Some 100,000 current and former hourly employees of Wal-Mart and Sam’s Club stores in Minnesota – and the state of Minnesota itself – will share up to $54 million from the giant retailer under a settlement announced Tuesday.
The agreement is the final stage in a wage-and-hour class action suit that put a spotlight on Wal-Mart’s practice of having employees work through their rest and meal breaks. In July, Dakota County District Judge Robert King ruled the company committed more than 2 million violations of the Minnesota Fair Labor Standards Act and ordered it to pay $6.5 million in back pay.
The judge then scheduled a jury trial to determine the amount of civil penalties and punitive damages. By reaching a settlement, the parties avoided going to trial.

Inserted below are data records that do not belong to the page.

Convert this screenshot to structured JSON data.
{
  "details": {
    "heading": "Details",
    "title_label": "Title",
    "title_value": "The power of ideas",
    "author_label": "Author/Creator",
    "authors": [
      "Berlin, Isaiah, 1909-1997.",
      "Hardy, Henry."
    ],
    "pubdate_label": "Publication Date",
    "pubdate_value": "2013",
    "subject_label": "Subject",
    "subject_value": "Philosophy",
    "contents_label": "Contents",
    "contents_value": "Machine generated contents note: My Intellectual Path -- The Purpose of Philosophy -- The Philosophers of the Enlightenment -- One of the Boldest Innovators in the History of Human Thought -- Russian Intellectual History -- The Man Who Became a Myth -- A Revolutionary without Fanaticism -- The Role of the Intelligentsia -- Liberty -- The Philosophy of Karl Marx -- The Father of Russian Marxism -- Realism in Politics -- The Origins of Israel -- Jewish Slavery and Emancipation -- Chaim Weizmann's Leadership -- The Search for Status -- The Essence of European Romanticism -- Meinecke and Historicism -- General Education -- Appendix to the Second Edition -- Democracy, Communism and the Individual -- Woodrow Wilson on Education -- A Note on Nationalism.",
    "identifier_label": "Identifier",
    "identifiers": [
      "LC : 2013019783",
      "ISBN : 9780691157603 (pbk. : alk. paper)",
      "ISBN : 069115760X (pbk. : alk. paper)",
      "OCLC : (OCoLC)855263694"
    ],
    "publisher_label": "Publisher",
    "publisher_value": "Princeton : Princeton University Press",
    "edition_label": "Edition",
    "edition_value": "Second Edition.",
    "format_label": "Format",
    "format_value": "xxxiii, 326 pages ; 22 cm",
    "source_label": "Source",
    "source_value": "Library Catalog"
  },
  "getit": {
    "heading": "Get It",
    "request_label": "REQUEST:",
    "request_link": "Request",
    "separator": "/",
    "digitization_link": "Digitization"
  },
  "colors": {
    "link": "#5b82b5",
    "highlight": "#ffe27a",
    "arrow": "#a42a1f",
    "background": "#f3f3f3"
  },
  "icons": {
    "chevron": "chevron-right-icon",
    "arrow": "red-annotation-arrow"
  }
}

People eligible for the settlement worked at Wal-Mart Stores and Sam’s Clubs locations in Minnesota from Sept. 11, 1998, through Nov. 14, 2008. The agreement also includes “a substantial payment to the State of Minnesota,” according to a joint statement released by Wal-Mart and Maslon Edelman Borman & Brand, one of the law firms representing the workers.
“We are satisfied with this settlement, gratified that these hourly workers will now be paid after seven years of litigation, and happy that the State of Minnesota will receive the largest wage and hour civil penalty in its history,” said Justin Perl, one of the attorneys for the workers.
“Wal-Mart is pleased that the court in Minnesota ruled in its favor on many claims,” said Wal-Mart spokesperson David Tovar. “Our policies are to pay every associate for every hour worked and to make rest and meal breaks available for associates. Any manager who violates these policies is subject to discipline, up to and including termination. We remain committed to providing good jobs with real career opportunity to the 1.45 million U.S. associates who choose to work for Wal-Mart and serve our customers every day.”
In his ruling in July, Judge King found that Wal-Mart repeatedly and willfully violated Minnesota labor laws or its contract with its employees on the issues of contractual rest breaks, statutory meal breaks, shaving time from paid rest breaks and failure to maintain accurate records.
In the decision, the judge found that Wal-Mart was aware that employees were not receiving breaks to which they were entitled. “In essence, they put their heads in the sand,” King stated.
In testimony before Judge King, former Wal-Mart workers described being forced to miss breaks so they could keep up with the work, even to the point of not having time to go to the bathroom.
As part of the settlement, Wal-Mart has agreed to maintain various electronic systems, surveys, and notices that will further compliance with wage and hour policies and Minnesota laws. The settlement is subject to approval by the trial court, and the exact amount paid to class members will depend on the court’s approval as well as on the number and amount of claims that are submitted by class members, the parties said.
A hearing for preliminary approval of the settlement has been scheduled for Jan. 14, 2009.